▸ **Task**:
What lines in the listing below hold the string "Length"? Please copy them out.
*** Begin section ***
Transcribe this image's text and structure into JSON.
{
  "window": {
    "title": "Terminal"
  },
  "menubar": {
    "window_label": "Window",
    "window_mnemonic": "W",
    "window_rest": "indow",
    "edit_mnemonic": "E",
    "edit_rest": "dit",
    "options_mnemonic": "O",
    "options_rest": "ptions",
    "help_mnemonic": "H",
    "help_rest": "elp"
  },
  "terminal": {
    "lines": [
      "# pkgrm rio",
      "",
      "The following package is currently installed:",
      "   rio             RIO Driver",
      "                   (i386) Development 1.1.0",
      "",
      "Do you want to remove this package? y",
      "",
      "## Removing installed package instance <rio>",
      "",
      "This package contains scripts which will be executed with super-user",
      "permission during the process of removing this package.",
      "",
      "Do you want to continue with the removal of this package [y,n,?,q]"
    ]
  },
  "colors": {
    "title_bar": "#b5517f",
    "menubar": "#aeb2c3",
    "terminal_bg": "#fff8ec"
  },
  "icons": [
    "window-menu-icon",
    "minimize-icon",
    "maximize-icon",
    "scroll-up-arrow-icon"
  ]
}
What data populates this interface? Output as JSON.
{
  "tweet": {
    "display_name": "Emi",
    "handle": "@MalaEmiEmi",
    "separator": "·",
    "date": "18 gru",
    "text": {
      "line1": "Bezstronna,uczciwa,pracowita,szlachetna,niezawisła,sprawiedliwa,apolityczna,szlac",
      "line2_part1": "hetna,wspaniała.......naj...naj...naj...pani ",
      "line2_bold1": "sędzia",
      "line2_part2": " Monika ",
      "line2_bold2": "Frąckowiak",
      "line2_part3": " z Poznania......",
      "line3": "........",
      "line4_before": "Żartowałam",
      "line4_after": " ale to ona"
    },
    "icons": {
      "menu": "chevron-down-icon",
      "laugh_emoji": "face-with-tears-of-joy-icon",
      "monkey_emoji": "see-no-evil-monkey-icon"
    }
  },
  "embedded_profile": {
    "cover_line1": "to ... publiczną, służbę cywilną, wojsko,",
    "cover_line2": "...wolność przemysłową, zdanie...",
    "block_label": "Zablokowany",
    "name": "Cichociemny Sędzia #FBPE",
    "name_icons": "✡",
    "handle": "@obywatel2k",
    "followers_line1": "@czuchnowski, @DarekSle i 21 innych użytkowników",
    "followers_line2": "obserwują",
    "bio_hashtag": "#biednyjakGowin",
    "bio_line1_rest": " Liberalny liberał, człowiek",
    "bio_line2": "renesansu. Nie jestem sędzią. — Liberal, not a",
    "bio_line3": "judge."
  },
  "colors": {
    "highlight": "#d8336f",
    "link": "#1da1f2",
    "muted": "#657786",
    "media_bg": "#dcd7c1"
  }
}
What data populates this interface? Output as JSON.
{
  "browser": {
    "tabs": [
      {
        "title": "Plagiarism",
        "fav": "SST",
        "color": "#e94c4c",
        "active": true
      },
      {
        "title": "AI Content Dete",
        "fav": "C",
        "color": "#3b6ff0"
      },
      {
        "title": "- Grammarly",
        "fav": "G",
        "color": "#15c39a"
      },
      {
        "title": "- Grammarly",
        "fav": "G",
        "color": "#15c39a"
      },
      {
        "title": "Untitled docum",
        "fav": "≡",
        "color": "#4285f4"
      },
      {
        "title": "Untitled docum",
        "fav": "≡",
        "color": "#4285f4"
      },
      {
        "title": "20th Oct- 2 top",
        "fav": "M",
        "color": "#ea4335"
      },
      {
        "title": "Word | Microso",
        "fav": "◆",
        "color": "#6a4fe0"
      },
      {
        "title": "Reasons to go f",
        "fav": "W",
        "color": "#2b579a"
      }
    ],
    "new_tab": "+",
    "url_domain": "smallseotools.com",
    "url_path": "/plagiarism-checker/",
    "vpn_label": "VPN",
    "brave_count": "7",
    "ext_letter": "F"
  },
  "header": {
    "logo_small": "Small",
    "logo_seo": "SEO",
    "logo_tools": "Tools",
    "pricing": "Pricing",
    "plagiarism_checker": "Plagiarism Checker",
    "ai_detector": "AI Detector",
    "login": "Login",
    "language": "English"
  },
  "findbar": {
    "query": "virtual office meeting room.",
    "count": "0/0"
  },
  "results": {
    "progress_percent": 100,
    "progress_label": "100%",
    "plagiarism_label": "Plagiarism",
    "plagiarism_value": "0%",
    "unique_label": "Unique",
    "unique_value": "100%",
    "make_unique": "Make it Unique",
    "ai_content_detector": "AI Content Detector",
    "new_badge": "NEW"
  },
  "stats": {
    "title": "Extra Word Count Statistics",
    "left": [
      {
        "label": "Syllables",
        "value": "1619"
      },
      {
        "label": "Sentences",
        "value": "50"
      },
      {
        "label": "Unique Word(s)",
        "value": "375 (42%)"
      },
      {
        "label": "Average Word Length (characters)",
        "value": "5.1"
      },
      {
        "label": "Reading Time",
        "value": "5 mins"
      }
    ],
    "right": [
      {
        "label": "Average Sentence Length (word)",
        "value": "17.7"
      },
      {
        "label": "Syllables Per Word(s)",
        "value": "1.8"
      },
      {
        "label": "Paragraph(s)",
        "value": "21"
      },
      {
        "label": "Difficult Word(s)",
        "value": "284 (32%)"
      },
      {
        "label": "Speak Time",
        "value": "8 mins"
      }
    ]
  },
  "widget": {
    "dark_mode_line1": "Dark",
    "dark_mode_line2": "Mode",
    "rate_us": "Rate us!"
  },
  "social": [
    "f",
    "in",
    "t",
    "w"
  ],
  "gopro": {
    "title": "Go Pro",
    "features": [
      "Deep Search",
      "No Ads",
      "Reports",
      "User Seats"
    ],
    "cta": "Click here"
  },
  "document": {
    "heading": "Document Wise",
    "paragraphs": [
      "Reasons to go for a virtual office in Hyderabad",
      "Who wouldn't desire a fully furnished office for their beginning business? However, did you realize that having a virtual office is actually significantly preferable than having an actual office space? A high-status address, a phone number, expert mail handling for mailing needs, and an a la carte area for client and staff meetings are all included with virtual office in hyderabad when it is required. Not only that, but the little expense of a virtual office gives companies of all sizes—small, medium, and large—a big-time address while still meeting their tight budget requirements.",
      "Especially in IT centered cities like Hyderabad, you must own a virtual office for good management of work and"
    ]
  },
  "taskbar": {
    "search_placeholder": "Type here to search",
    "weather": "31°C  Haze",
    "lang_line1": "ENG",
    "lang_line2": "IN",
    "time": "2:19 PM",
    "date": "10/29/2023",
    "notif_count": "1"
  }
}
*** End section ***
▸ **Answer box**:
        "label": "Average Word Length (characters)",
        "label": "Average Sentence Length (word)",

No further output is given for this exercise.